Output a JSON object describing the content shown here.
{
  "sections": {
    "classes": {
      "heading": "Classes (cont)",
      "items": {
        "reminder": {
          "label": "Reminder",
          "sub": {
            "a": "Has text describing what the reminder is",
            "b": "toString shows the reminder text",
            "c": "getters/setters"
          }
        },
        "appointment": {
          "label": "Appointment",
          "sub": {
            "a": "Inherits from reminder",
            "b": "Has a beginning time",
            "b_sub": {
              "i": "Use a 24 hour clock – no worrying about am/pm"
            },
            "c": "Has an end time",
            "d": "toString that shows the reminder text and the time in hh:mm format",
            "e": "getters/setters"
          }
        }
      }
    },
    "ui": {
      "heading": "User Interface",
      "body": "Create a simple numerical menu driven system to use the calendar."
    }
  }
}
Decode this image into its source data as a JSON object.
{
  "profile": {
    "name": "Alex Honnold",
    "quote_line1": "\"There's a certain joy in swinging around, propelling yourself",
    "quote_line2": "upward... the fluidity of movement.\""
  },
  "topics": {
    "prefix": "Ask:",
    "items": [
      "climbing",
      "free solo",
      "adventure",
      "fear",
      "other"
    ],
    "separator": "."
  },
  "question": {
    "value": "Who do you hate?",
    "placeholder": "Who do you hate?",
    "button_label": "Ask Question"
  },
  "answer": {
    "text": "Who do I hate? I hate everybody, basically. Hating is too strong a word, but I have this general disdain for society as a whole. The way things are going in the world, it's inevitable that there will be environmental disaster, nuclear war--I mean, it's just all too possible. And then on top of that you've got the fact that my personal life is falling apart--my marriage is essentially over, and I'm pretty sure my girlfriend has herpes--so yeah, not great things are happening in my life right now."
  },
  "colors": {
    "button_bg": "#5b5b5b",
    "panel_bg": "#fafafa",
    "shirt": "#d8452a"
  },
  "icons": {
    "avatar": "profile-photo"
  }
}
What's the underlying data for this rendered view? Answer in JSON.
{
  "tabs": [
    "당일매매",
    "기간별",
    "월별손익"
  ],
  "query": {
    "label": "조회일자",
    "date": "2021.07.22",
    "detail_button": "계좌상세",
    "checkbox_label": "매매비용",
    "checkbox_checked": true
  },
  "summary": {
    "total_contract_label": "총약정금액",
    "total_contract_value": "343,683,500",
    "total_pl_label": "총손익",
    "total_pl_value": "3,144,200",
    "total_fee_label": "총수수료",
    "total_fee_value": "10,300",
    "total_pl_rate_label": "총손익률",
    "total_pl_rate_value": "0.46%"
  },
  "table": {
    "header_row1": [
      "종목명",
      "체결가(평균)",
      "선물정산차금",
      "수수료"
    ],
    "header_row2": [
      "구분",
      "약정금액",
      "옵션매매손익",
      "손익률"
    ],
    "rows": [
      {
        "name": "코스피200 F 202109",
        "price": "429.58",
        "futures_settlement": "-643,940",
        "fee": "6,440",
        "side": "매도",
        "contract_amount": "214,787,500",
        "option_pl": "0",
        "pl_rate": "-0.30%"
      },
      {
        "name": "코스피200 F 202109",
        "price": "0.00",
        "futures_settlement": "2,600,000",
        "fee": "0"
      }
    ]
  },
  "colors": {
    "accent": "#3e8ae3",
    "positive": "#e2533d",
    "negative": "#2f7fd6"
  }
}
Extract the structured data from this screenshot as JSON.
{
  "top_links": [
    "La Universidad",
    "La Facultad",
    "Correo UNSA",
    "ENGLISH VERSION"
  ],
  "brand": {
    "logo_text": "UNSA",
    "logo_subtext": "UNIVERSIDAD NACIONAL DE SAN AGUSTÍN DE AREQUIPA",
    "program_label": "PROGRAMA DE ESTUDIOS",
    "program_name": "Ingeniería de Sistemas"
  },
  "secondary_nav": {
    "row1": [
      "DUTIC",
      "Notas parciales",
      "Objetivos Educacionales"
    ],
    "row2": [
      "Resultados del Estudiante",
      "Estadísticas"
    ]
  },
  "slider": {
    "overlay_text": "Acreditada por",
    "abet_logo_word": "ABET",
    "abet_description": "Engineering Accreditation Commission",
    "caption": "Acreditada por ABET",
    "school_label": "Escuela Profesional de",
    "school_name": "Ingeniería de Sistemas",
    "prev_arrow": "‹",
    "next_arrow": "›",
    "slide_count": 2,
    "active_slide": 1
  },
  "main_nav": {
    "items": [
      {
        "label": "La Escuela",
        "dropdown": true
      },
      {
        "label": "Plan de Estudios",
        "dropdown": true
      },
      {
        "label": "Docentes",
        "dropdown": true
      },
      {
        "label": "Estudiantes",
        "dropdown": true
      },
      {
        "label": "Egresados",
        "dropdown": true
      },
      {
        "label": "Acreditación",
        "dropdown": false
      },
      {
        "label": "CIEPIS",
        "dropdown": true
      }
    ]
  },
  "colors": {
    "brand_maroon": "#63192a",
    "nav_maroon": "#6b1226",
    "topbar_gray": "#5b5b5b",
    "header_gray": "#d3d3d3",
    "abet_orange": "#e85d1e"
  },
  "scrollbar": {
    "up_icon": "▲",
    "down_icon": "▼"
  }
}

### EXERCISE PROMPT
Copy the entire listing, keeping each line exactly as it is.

### OUTPUT
Output a JSON object describing the content shown here.
{
  "sections": {
    "classes": {
      "heading": "Classes (cont)",
      "items": {
        "reminder": {
          "label": "Reminder",
          "sub": {
            "a": "Has text describing what the reminder is",
            "b": "toString shows the reminder text",
            "c": "getters/setters"
          }
        },
        "appointment": {
          "label": "Appointment",
          "sub": {
            "a": "Inherits from reminder",
            "b": "Has a beginning time",
            "b_sub": {
              "i": "Use a 24 hour clock – no worrying about am/pm"
            },
            "c": "Has an end time",
            "d": "toString that shows the reminder text and the time in hh:mm format",
            "e": "getters/setters"
          }
        }
      }
    },
    "ui": {
      "heading": "User Interface",
      "body": "Create a simple numerical menu driven system to use the calendar."
    }
  }
}
Decode this image into its source data as a JSON object.
{
  "profile": {
    "name": "Alex Honnold",
    "quote_line1": "\"There's a certain joy in swinging around, propelling yourself",
    "quote_line2": "upward... the fluidity of movement.\""
  },
  "topics": {
    "prefix": "Ask:",
    "items": [
      "climbing",
      "free solo",
      "adventure",
      "fear",
      "other"
    ],
    "separator": "."
  },
  "question": {
    "value": "Who do you hate?",
    "placeholder": "Who do you hate?",
    "button_label": "Ask Question"
  },
  "answer": {
    "text": "Who do I hate? I hate everybody, basically. Hating is too strong a word, but I have this general disdain for society as a whole. The way things are going in the world, it's inevitable that there will be environmental disaster, nuclear war--I mean, it's just all too possible. And then on top of that you've got the fact that my personal life is falling apart--my marriage is essentially over, and I'm pretty sure my girlfriend has herpes--so yeah, not great things are happening in my life right now."
  },
  "colors": {
    "button_bg": "#5b5b5b",
    "panel_bg": "#fafafa",
    "shirt": "#d8452a"
  },
  "icons": {
    "avatar": "profile-photo"
  }
}
What's the underlying data for this rendered view? Answer in JSON.
{
  "tabs": [
    "당일매매",
    "기간별",
    "월별손익"
  ],
  "query": {
    "label": "조회일자",
    "date": "2021.07.22",
    "detail_button": "계좌상세",
    "checkbox_label": "매매비용",
    "checkbox_checked": true
  },
  "summary": {
    "total_contract_label": "총약정금액",
    "total_contract_value": "343,683,500",
    "total_pl_label": "총손익",
    "total_pl_value": "3,144,200",
    "total_fee_label": "총수수료",
    "total_fee_value": "10,300",
    "total_pl_rate_label": "총손익률",
    "total_pl_rate_value": "0.46%"
  },
  "table": {
    "header_row1": [
      "종목명",
      "체결가(평균)",
      "선물정산차금",
      "수수료"
    ],
    "header_row2": [
      "구분",
      "약정금액",
      "옵션매매손익",
      "손익률"
    ],
    "rows": [
      {
        "name": "코스피200 F 202109",
        "price": "429.58",
        "futures_settlement": "-643,940",
        "fee": "6,440",
        "side": "매도",
        "contract_amount": "214,787,500",
        "option_pl": "0",
        "pl_rate": "-0.30%"
      },
      {
        "name": "코스피200 F 202109",
        "price": "0.00",
        "futures_settlement": "2,600,000",
        "fee": "0"
      }
    ]
  },
  "colors": {
    "accent": "#3e8ae3",
    "positive": "#e2533d",
    "negative": "#2f7fd6"
  }
}
Extract the structured data from this screenshot as JSON.
{
  "top_links": [
    "La Universidad",
    "La Facultad",
    "Correo UNSA",
    "ENGLISH VERSION"
  ],
  "brand": {
    "logo_text": "UNSA",
    "logo_subtext": "UNIVERSIDAD NACIONAL DE SAN AGUSTÍN DE AREQUIPA",
    "program_label": "PROGRAMA DE ESTUDIOS",
    "program_name": "Ingeniería de Sistemas"
  },
  "secondary_nav": {
    "row1": [
      "DUTIC",
      "Notas parciales",
      "Objetivos Educacionales"
    ],
    "row2": [
      "Resultados del Estudiante",
      "Estadísticas"
    ]
  },
  "slider": {
    "overlay_text": "Acreditada por",
    "abet_logo_word": "ABET",
    "abet_description": "Engineering Accreditation Commission",
    "caption": "Acreditada por ABET",
    "school_label": "Escuela Profesional de",
    "school_name": "Ingeniería de Sistemas",
    "prev_arrow": "‹",
    "next_arrow": "›",
    "slide_count": 2,
    "active_slide": 1
  },
  "main_nav": {
    "items": [
      {
        "label": "La Escuela",
        "dropdown": true
      },
      {
        "label": "Plan de Estudios",
        "dropdown": true
      },
      {
        "label": "Docentes",
        "dropdown": true
      },
      {
        "label": "Estudiantes",
        "dropdown": true
      },
      {
        "label": "Egresados",
        "dropdown": true
      },
      {
        "label": "Acreditación",
        "dropdown": false
      },
      {
        "label": "CIEPIS",
        "dropdown": true
      }
    ]
  },
  "colors": {
    "brand_maroon": "#63192a",
    "nav_maroon": "#6b1226",
    "topbar_gray": "#5b5b5b",
    "header_gray": "#d3d3d3",
    "abet_orange": "#e85d1e"
  },
  "scrollbar": {
    "up_icon": "▲",
    "down_icon": "▼"
  }
}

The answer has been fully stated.